Gameplay/Controls(C-): The game is a beat-em up, which basically comes down to mashing buttons to defeat your enemies, primarily in this case the X-button will end up being your button of choice. You can do other combos by mixing the X and Y buttons together, but they are not really neccesary or fun to do. There are also finishers that you can perform on both small and large enemies by grappling them with the RT button and by pressing the B button, but the only time that you will need to use them in order to progress through the game is during some boss fights, that is it.
Boss fights themselves are boring and unintersting, and really require no other strategy to them other than mashing on the X button until the enemy is stunned, then do a finishing move, then the fight ends. Even though the fighting is dull and repetitive, it is quite easy to understand. You can also use your gun by pressing the LB button to shoot at your enemies, and the RB button to select different types of ammo that you will find throughout the game. The different types of ammo include a spread shot, a power shot, a grenade shot, a flame shot, a crystal shot, etc. You really do not need to use your guns that much throughout the game, other than to shoot an object to open it, to break through a wall, etc.

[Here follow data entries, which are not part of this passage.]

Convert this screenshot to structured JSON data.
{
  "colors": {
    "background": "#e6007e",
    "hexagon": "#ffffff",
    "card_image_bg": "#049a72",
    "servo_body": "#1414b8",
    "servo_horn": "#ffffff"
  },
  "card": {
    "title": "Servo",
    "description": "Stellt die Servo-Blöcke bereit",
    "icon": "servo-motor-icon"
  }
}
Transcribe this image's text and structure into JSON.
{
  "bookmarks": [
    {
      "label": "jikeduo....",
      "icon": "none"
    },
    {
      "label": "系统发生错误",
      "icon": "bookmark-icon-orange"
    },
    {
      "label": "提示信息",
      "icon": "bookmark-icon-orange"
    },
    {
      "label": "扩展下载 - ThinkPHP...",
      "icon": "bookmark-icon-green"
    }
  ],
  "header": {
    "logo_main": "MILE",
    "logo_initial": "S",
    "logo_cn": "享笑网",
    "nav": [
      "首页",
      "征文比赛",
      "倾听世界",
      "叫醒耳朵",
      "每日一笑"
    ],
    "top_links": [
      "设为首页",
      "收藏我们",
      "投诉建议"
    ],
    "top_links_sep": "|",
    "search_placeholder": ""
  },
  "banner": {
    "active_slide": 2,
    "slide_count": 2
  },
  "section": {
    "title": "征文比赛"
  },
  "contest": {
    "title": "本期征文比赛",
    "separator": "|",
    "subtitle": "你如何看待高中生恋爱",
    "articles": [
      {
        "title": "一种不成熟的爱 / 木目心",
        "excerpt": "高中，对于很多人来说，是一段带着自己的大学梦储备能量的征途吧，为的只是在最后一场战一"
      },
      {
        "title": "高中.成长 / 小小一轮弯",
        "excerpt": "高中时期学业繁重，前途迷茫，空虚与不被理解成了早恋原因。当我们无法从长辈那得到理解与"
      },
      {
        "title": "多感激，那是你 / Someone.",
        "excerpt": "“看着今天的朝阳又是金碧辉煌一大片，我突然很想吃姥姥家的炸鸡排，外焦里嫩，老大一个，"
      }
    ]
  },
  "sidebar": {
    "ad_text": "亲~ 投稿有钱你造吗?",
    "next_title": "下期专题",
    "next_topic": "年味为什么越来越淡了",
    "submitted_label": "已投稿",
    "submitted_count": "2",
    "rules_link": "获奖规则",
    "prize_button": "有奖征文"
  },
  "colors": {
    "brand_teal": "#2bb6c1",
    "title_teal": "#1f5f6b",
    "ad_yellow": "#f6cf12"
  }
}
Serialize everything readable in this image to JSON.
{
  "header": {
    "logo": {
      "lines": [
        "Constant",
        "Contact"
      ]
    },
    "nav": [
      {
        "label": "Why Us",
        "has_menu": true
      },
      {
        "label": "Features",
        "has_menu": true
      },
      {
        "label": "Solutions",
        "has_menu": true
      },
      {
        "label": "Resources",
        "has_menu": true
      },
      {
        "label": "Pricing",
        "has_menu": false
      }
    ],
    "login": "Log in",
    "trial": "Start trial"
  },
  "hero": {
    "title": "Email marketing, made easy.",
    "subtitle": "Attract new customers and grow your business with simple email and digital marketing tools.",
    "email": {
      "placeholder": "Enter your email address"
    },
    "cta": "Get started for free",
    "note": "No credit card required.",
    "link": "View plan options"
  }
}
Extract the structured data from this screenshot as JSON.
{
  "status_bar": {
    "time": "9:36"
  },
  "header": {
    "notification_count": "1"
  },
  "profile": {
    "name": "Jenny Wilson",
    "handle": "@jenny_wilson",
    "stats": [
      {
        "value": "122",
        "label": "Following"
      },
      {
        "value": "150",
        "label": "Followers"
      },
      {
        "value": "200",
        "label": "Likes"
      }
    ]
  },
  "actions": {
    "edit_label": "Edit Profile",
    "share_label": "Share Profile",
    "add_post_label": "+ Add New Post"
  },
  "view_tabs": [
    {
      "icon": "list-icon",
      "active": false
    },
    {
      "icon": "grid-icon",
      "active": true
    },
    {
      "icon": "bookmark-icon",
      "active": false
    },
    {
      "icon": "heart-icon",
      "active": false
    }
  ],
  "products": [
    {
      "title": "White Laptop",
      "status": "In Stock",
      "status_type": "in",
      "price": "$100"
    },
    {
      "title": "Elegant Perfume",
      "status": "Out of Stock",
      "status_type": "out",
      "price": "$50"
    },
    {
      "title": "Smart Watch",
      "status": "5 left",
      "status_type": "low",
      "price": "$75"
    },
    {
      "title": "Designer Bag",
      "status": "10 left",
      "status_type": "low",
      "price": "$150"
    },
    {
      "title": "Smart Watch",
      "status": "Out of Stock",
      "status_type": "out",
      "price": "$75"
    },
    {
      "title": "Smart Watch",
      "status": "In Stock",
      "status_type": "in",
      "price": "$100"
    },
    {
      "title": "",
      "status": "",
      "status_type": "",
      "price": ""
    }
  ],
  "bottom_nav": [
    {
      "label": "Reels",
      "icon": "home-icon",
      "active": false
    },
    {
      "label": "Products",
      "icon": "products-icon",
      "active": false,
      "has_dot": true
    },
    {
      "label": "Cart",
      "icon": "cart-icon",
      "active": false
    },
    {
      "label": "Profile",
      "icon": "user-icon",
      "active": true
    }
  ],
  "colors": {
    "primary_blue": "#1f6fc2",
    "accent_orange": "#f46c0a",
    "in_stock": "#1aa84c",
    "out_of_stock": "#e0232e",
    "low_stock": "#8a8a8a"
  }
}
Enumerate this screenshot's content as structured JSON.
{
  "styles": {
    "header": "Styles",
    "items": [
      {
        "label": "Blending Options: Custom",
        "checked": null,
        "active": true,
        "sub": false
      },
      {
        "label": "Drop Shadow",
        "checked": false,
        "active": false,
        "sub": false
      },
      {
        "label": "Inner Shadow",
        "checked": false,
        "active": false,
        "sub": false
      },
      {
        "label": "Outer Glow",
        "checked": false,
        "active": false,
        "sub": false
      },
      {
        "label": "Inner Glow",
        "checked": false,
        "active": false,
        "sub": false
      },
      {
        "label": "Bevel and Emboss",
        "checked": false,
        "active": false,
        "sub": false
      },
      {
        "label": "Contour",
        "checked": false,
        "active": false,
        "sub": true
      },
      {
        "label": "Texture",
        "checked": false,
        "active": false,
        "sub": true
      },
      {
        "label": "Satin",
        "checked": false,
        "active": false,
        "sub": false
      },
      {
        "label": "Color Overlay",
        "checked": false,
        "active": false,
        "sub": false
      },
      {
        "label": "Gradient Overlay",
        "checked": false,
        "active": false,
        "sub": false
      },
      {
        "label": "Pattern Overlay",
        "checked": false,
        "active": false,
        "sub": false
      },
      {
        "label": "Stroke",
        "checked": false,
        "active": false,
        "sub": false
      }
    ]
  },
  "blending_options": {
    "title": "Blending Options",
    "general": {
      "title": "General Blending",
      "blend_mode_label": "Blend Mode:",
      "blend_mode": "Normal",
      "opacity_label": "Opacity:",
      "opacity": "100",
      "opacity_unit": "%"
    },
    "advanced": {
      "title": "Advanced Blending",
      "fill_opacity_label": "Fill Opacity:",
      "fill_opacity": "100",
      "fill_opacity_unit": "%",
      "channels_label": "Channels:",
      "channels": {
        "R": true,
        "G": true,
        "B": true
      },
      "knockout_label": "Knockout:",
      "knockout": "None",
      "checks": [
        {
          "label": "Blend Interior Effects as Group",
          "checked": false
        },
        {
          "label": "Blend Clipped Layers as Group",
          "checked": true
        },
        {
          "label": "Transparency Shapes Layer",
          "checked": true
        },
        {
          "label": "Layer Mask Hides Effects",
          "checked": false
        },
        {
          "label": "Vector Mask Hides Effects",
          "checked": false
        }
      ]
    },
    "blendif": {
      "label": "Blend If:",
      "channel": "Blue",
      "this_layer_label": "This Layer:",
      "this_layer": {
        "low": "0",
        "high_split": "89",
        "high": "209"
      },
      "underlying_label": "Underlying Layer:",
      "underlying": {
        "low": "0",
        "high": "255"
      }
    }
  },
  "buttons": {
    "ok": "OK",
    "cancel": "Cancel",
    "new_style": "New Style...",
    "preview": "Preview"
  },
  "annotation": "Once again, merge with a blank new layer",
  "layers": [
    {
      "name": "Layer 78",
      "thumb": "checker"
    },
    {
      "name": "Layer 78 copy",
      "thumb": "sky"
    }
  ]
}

You can also use Hellboy’s fists to break through walls, open up certain areas, light torches to burn down obstacles, but that is about it. All of these actions can be performed by locking onto something with the RT button, then pressing the X button to perform the action. These action promps do not occur that often throughout the game, leaving you wondering why they were put there in the first place.
The biggest dissapointment in the gameplay department is the camera positioned on Hellboy. The camera places Hellboy in a fixed perspective point of view, making it hard for you to see where enemies are coming from, judge distances between certain gaps where you have to jump, where an enemy is during a boss fight, etc. The fact that you cannot adjust the view at all is very dissapointing and frustrating. By simply allowing players to adjust the view, alot more parts of this game could have been easier to complete.
Replay Value (D-) : Other than completing the maing quest, which only consists of six levels, there is not much else to do. You can play through the game again either alone or online with a friend to complete certain tasks in order to gain achievements, such as kill a certain amounts of enemies with a certain weapon, find artifacts, etc., but that is about it. Some unlockable costumes or new weapons might have given gamers a reason to play through the game one more time, but sadly they are nowhere to be found, a major dissapointment.
Overall (D): While the nostalgia of playing as Hellboy and smashing your way through enemies and obstacles can be fun for about an hour or so, the fun wears off pretty quickly. With bad camera angles, unintersting boss fights, decent dialogue, repetitive gameplay, and a disjointed story, this is a game that you should definitely pass on. The only reason I gave it a D instead of an F is because you do receive a free movie ticket to see the new Hellboy movie when you buy the game.
Give it a rent if you are looking for an easy way to gain achievement points, otherwise, just do not bother playing it at all.
Take care gamers, and I will see you next time.